__EXERCISE OBJECTIVE__. Leave out the images; return the rest of the data exactly.

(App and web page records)
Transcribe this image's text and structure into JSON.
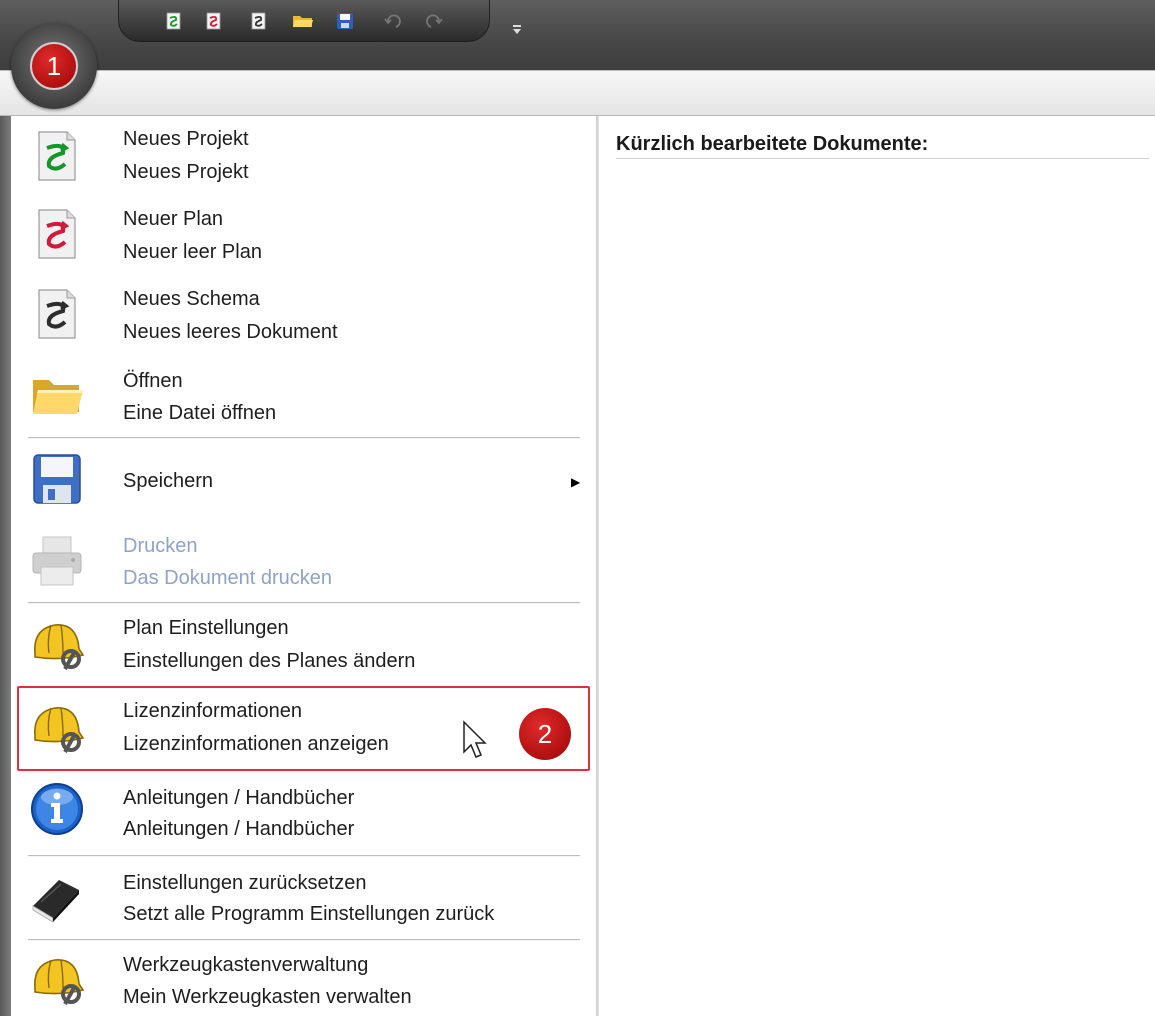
{
  "quick_access_toolbar": {
    "icons": [
      "new-project-icon",
      "new-plan-icon",
      "new-schema-icon",
      "open-folder-icon",
      "save-icon",
      "undo-icon",
      "redo-icon"
    ],
    "customize_icon": "customize-toolbar-icon"
  },
  "badges": {
    "step1": "1",
    "step2": "2"
  },
  "menu": {
    "items": [
      {
        "title": "Neues Projekt",
        "description": "Neues Projekt",
        "icon": "green-document-icon"
      },
      {
        "title": "Neuer Plan",
        "description": "Neuer leer Plan",
        "icon": "red-document-icon"
      },
      {
        "title": "Neues Schema",
        "description": "Neues leeres Dokument",
        "icon": "gray-document-icon"
      },
      {
        "title": "Öffnen",
        "description": "Eine Datei öffnen",
        "icon": "folder-icon"
      },
      {
        "title": "Speichern",
        "description": "",
        "icon": "floppy-disk-icon",
        "has_submenu": true
      },
      {
        "title": "Drucken",
        "description": "Das Dokument drucken",
        "icon": "printer-icon",
        "disabled": true
      },
      {
        "title": "Plan Einstellungen",
        "description": "Einstellungen des Planes ändern",
        "icon": "hardhat-wrench-icon"
      },
      {
        "title": "Lizenzinformationen",
        "description": "Lizenzinformationen anzeigen",
        "icon": "hardhat-wrench-icon",
        "highlighted": true
      },
      {
        "title": "Anleitungen / Handbücher",
        "description": "Anleitungen / Handbücher",
        "icon": "info-icon"
      },
      {
        "title": "Einstellungen zurücksetzen",
        "description": "Setzt alle Programm Einstellungen zurück",
        "icon": "eraser-icon"
      },
      {
        "title": "Werkzeugkastenverwaltung",
        "description": "Mein Werkzeugkasten verwalten",
        "icon": "hardhat-wrench-icon"
      }
    ]
  },
  "recent": {
    "title": "Kürzlich bearbeitete Dokumente:"
  },
  "colors": {
    "highlight_border": "#e0303a",
    "badge_red": "#c81818",
    "disabled_text": "#8fa2c8"
  }
}
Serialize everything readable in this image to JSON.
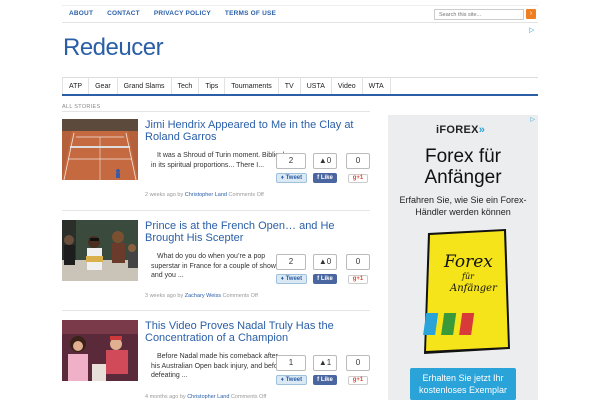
{
  "top_nav": [
    "ABOUT",
    "CONTACT",
    "PRIVACY POLICY",
    "TERMS OF USE"
  ],
  "search": {
    "placeholder": "Search this site..."
  },
  "site": {
    "title": "Redeucer"
  },
  "category_nav": [
    "ATP",
    "Gear",
    "Grand Slams",
    "Tech",
    "Tips",
    "Tournaments",
    "TV",
    "USTA",
    "Video",
    "WTA"
  ],
  "section_label": "ALL STORIES",
  "stories": [
    {
      "title": "Jimi Hendrix Appeared to Me in the Clay at Roland Garros",
      "excerpt": "It was a Shroud of Turin moment. Biblical in its spiritual proportions... There I...",
      "tweet_count": "2",
      "like_count": "0",
      "plus_count": "0",
      "tweet_label": "Tweet",
      "like_label": "Like",
      "plus_label": "+1",
      "time": "2 weeks ago by",
      "author": "Christopher Land",
      "comments": "Comments Off"
    },
    {
      "title": "Prince is at the French Open… and He Brought His Scepter",
      "excerpt": "What do you do when you’re a pop superstar in France for a couple of shows and you ...",
      "tweet_count": "2",
      "like_count": "0",
      "plus_count": "0",
      "tweet_label": "Tweet",
      "like_label": "Like",
      "plus_label": "+1",
      "time": "3 weeks ago by",
      "author": "Zachary Weiss",
      "comments": "Comments Off"
    },
    {
      "title": "This Video Proves Nadal Truly Has the Concentration of a Champion",
      "excerpt": "Before Nadal made his comeback after his Australian Open back injury, and before defeating ...",
      "tweet_count": "1",
      "like_count": "1",
      "plus_count": "0",
      "tweet_label": "Tweet",
      "like_label": "Like",
      "plus_label": "+1",
      "time": "4 months ago by",
      "author": "Christopher Land",
      "comments": "Comments Off"
    }
  ],
  "ad": {
    "brand": "iFOREX",
    "headline": "Forex für Anfänger",
    "subline": "Erfahren Sie, wie Sie ein Forex-Händler werden können",
    "book_title": "Forex",
    "book_small": "für",
    "book_sub": "Anfänger",
    "cta": "Erhalten Sie jetzt Ihr kostenloses Exemplar"
  },
  "colors": {
    "accent": "#2a5fa8",
    "ad_blue": "#2aa3d8",
    "book_yellow": "#f5e41a"
  }
}
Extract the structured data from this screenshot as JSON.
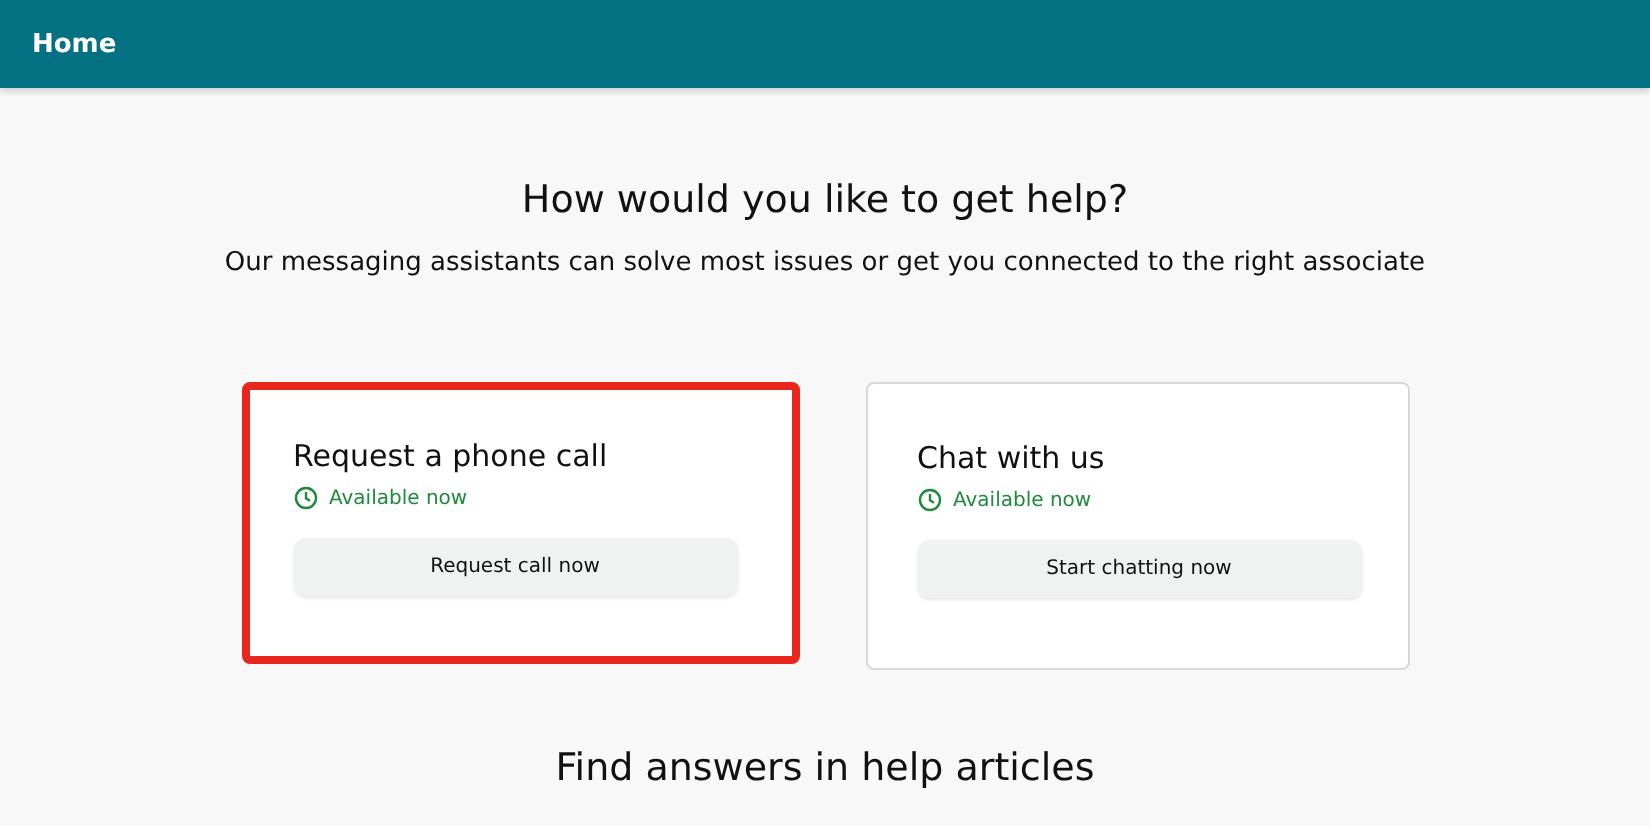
{
  "header": {
    "title": "Home"
  },
  "heading": "How would you like to get help?",
  "subtitle": "Our messaging assistants can solve most issues or get you connected to the right associate",
  "options": [
    {
      "title": "Request a phone call",
      "status": "Available now",
      "button": "Request call now",
      "highlighted": true
    },
    {
      "title": "Chat with us",
      "status": "Available now",
      "button": "Start chatting now",
      "highlighted": false
    }
  ],
  "section_heading": "Find answers in help articles"
}
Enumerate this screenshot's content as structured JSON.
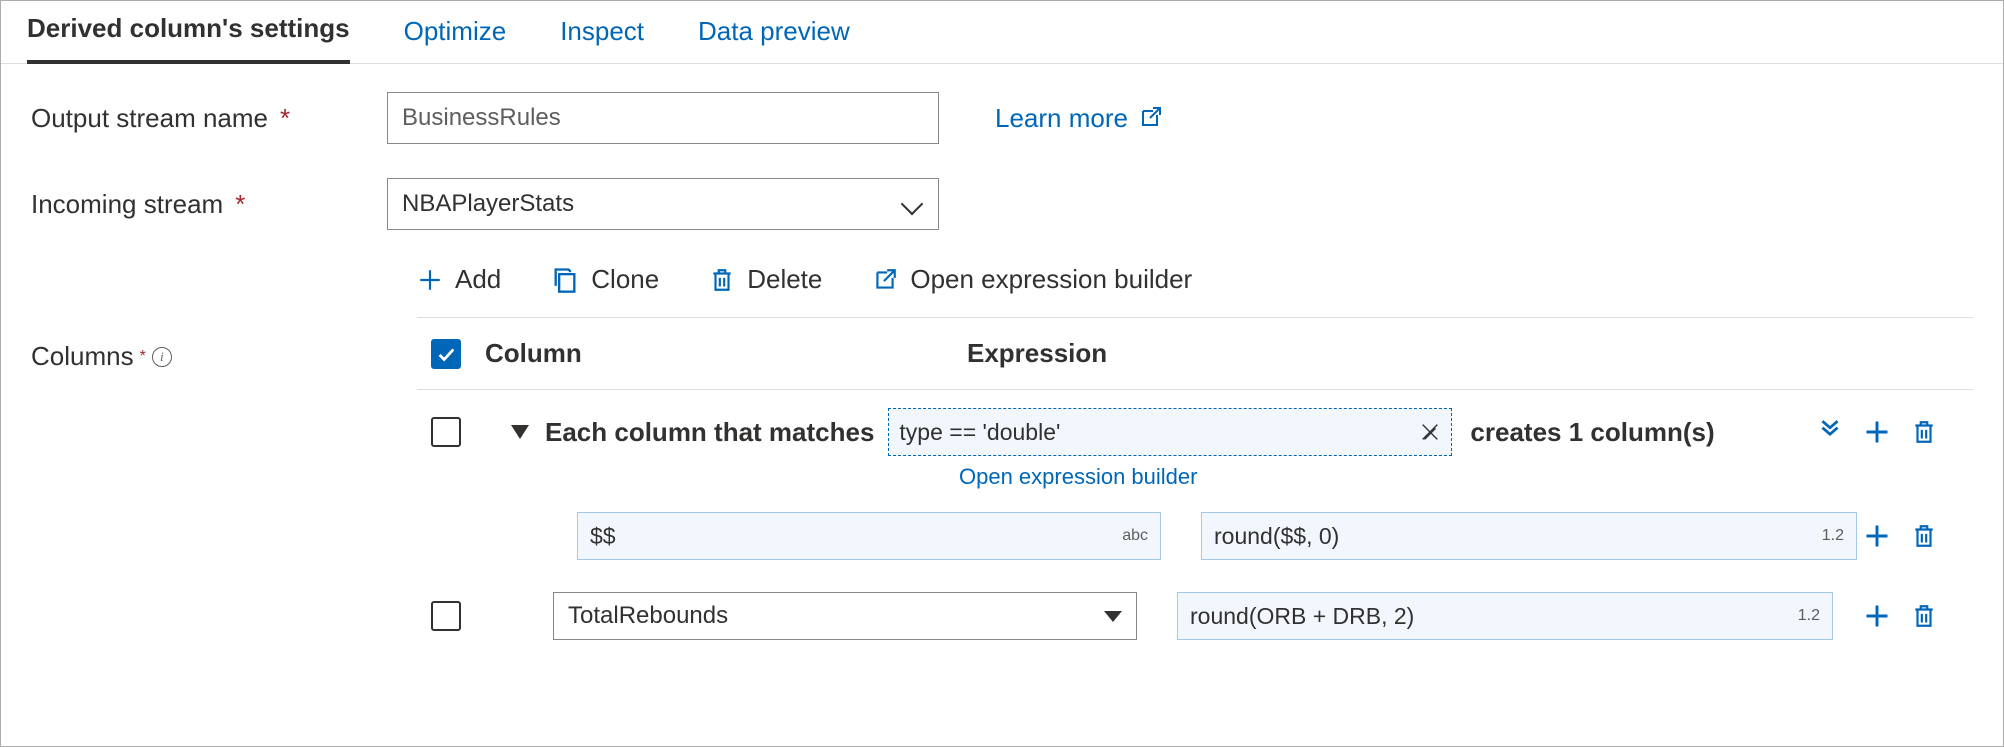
{
  "tabs": {
    "settings": "Derived column's settings",
    "optimize": "Optimize",
    "inspect": "Inspect",
    "preview": "Data preview"
  },
  "labels": {
    "output_stream": "Output stream name",
    "incoming_stream": "Incoming stream",
    "columns": "Columns",
    "learn_more": "Learn more"
  },
  "fields": {
    "output_stream_value": "BusinessRules",
    "incoming_stream_value": "NBAPlayerStats"
  },
  "toolbar": {
    "add": "Add",
    "clone": "Clone",
    "delete": "Delete",
    "open_builder": "Open expression builder"
  },
  "table": {
    "col_header": "Column",
    "exp_header": "Expression",
    "pattern_prefix": "Each column that matches",
    "pattern_expr": "type == 'double'",
    "pattern_suffix": "creates 1 column(s)",
    "open_builder_link": "Open expression builder",
    "pattern_col_name": "$$",
    "pattern_col_hint": "abc",
    "pattern_exp_value": "round($$, 0)",
    "pattern_exp_hint": "1.2",
    "row2_col": "TotalRebounds",
    "row2_exp": "round(ORB + DRB, 2)",
    "row2_exp_hint": "1.2"
  }
}
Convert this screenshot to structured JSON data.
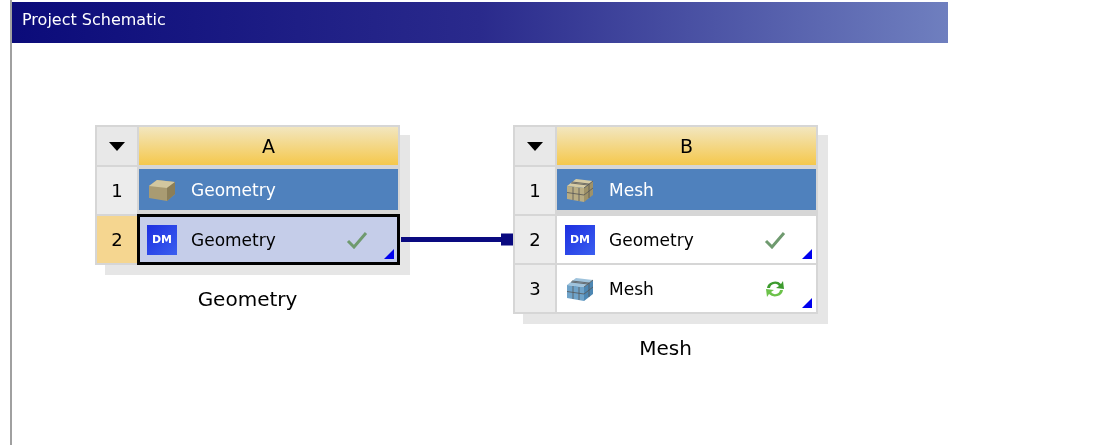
{
  "panel": {
    "title": "Project Schematic"
  },
  "systems": [
    {
      "column": "A",
      "caption": "Geometry",
      "cells": [
        {
          "number": "1",
          "label": "Geometry",
          "kind": "title",
          "up_to_date": false,
          "update_required": false,
          "selected": false,
          "linked_out": false,
          "linked_in": false
        },
        {
          "number": "2",
          "label": "Geometry",
          "kind": "component",
          "icon_label": "DM",
          "up_to_date": true,
          "update_required": false,
          "selected": true,
          "linked_out": true,
          "linked_in": false
        }
      ]
    },
    {
      "column": "B",
      "caption": "Mesh",
      "cells": [
        {
          "number": "1",
          "label": "Mesh",
          "kind": "title",
          "up_to_date": false,
          "update_required": false,
          "selected": false,
          "linked_out": false,
          "linked_in": false
        },
        {
          "number": "2",
          "label": "Geometry",
          "kind": "component",
          "icon_label": "DM",
          "up_to_date": true,
          "update_required": false,
          "selected": false,
          "linked_out": false,
          "linked_in": true
        },
        {
          "number": "3",
          "label": "Mesh",
          "kind": "component",
          "up_to_date": false,
          "update_required": true,
          "selected": false,
          "linked_out": false,
          "linked_in": false
        }
      ]
    }
  ]
}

__ANSWER SECTION__.
Transcribe this image's text and structure into JSON.
{
  "quick_access_toolbar": {
    "icons": [
      "new-project-icon",
      "new-plan-icon",
      "new-schema-icon",
      "open-folder-icon",
      "save-icon",
      "undo-icon",
      "redo-icon"
    ],
    "customize_icon": "customize-toolbar-icon"
  },
  "badges": {
    "step1": "1",
    "step2": "2"
  },
  "menu": {
    "items": [
      {
        "title": "Neues Projekt",
        "description": "Neues Projekt",
        "icon": "green-document-icon"
      },
      {
        "title": "Neuer Plan",
        "description": "Neuer leer Plan",
        "icon": "red-document-icon"
      },
      {
        "title": "Neues Schema",
        "description": "Neues leeres Dokument",
        "icon": "gray-document-icon"
      },
      {
        "title": "Öffnen",
        "description": "Eine Datei öffnen",
        "icon": "folder-icon"
      },
      {
        "title": "Speichern",
        "description": "",
        "icon": "floppy-disk-icon",
        "has_submenu": true
      },
      {
        "title": "Drucken",
        "description": "Das Dokument drucken",
        "icon": "printer-icon",
        "disabled": true
      },
      {
        "title": "Plan Einstellungen",
        "description": "Einstellungen des Planes ändern",
        "icon": "hardhat-wrench-icon"
      },
      {
        "title": "Lizenzinformationen",
        "description": "Lizenzinformationen anzeigen",
        "icon": "hardhat-wrench-icon",
        "highlighted": true
      },
      {
        "title": "Anleitungen / Handbücher",
        "description": "Anleitungen / Handbücher",
        "icon": "info-icon"
      },
      {
        "title": "Einstellungen zurücksetzen",
        "description": "Setzt alle Programm Einstellungen zurück",
        "icon": "eraser-icon"
      },
      {
        "title": "Werkzeugkastenverwaltung",
        "description": "Mein Werkzeugkasten verwalten",
        "icon": "hardhat-wrench-icon"
      }
    ]
  },
  "recent": {
    "title": "Kürzlich bearbeitete Dokumente:"
  },
  "colors": {
    "highlight_border": "#e0303a",
    "badge_red": "#c81818",
    "disabled_text": "#8fa2c8"
  }
}
Serialize everything readable in this image to JSON.
{
  "top_nav": [
    "ABOUT",
    "CONTACT",
    "PRIVACY POLICY",
    "TERMS OF USE"
  ],
  "search": {
    "placeholder": "Search this site..."
  },
  "site": {
    "title": "Redeucer"
  },
  "category_nav": [
    "ATP",
    "Gear",
    "Grand Slams",
    "Tech",
    "Tips",
    "Tournaments",
    "TV",
    "USTA",
    "Video",
    "WTA"
  ],
  "section_label": "ALL STORIES",
  "stories": [
    {
      "title": "Jimi Hendrix Appeared to Me in the Clay at Roland Garros",
      "excerpt": "It was a Shroud of Turin moment. Biblical in its spiritual proportions... There I...",
      "tweet_count": "2",
      "like_count": "0",
      "plus_count": "0",
      "tweet_label": "Tweet",
      "like_label": "Like",
      "plus_label": "+1",
      "time": "2 weeks ago by",
      "author": "Christopher Land",
      "comments": "Comments Off"
    },
    {
      "title": "Prince is at the French Open… and He Brought His Scepter",
      "excerpt": "What do you do when you’re a pop superstar in France for a couple of shows and you ...",
      "tweet_count": "2",
      "like_count": "0",
      "plus_count": "0",
      "tweet_label": "Tweet",
      "like_label": "Like",
      "plus_label": "+1",
      "time": "3 weeks ago by",
      "author": "Zachary Weiss",
      "comments": "Comments Off"
    },
    {
      "title": "This Video Proves Nadal Truly Has the Concentration of a Champion",
      "excerpt": "Before Nadal made his comeback after his Australian Open back injury, and before defeating ...",
      "tweet_count": "1",
      "like_count": "1",
      "plus_count": "0",
      "tweet_label": "Tweet",
      "like_label": "Like",
      "plus_label": "+1",
      "time": "4 months ago by",
      "author": "Christopher Land",
      "comments": "Comments Off"
    }
  ],
  "ad": {
    "brand": "iFOREX",
    "headline": "Forex für Anfänger",
    "subline": "Erfahren Sie, wie Sie ein Forex-Händler werden können",
    "book_title": "Forex",
    "book_small": "für",
    "book_sub": "Anfänger",
    "cta": "Erhalten Sie jetzt Ihr kostenloses Exemplar"
  },
  "colors": {
    "accent": "#2a5fa8",
    "ad_blue": "#2aa3d8",
    "book_yellow": "#f5e41a"
  }
}
Extract the structured data from this screenshot as JSON.
{
  "header": {
    "title": "Home"
  },
  "heading": "How would you like to get help?",
  "subtitle": "Our messaging assistants can solve most issues or get you connected to the right associate",
  "options": [
    {
      "title": "Request a phone call",
      "status": "Available now",
      "button": "Request call now",
      "highlighted": true
    },
    {
      "title": "Chat with us",
      "status": "Available now",
      "button": "Start chatting now",
      "highlighted": false
    }
  ],
  "section_heading": "Find answers in help articles"
}
Enumerate this screenshot's content as structured JSON.
{
  "tabs": {
    "settings": "Derived column's settings",
    "optimize": "Optimize",
    "inspect": "Inspect",
    "preview": "Data preview"
  },
  "labels": {
    "output_stream": "Output stream name",
    "incoming_stream": "Incoming stream",
    "columns": "Columns",
    "learn_more": "Learn more"
  },
  "fields": {
    "output_stream_value": "BusinessRules",
    "incoming_stream_value": "NBAPlayerStats"
  },
  "toolbar": {
    "add": "Add",
    "clone": "Clone",
    "delete": "Delete",
    "open_builder": "Open expression builder"
  },
  "table": {
    "col_header": "Column",
    "exp_header": "Expression",
    "pattern_prefix": "Each column that matches",
    "pattern_expr": "type == 'double'",
    "pattern_suffix": "creates 1 column(s)",
    "open_builder_link": "Open expression builder",
    "pattern_col_name": "$$",
    "pattern_col_hint": "abc",
    "pattern_exp_value": "round($$, 0)",
    "pattern_exp_hint": "1.2",
    "row2_col": "TotalRebounds",
    "row2_exp": "round(ORB + DRB, 2)",
    "row2_exp_hint": "1.2"
  }
}
Convert this screenshot to structured JSON data.
{
  "panel": {
    "title": "Project Schematic"
  },
  "systems": [
    {
      "column": "A",
      "caption": "Geometry",
      "cells": [
        {
          "number": "1",
          "label": "Geometry",
          "kind": "title",
          "up_to_date": false,
          "update_required": false,
          "selected": false,
          "linked_out": false,
          "linked_in": false
        },
        {
          "number": "2",
          "label": "Geometry",
          "kind": "component",
          "icon_label": "DM",
          "up_to_date": true,
          "update_required": false,
          "selected": true,
          "linked_out": true,
          "linked_in": false
        }
      ]
    },
    {
      "column": "B",
      "caption": "Mesh",
      "cells": [
        {
          "number": "1",
          "label": "Mesh",
          "kind": "title",
          "up_to_date": false,
          "update_required": false,
          "selected": false,
          "linked_out": false,
          "linked_in": false
        },
        {
          "number": "2",
          "label": "Geometry",
          "kind": "component",
          "icon_label": "DM",
          "up_to_date": true,
          "update_required": false,
          "selected": false,
          "linked_out": false,
          "linked_in": true
        },
        {
          "number": "3",
          "label": "Mesh",
          "kind": "component",
          "up_to_date": false,
          "update_required": true,
          "selected": false,
          "linked_out": false,
          "linked_in": false
        }
      ]
    }
  ]
}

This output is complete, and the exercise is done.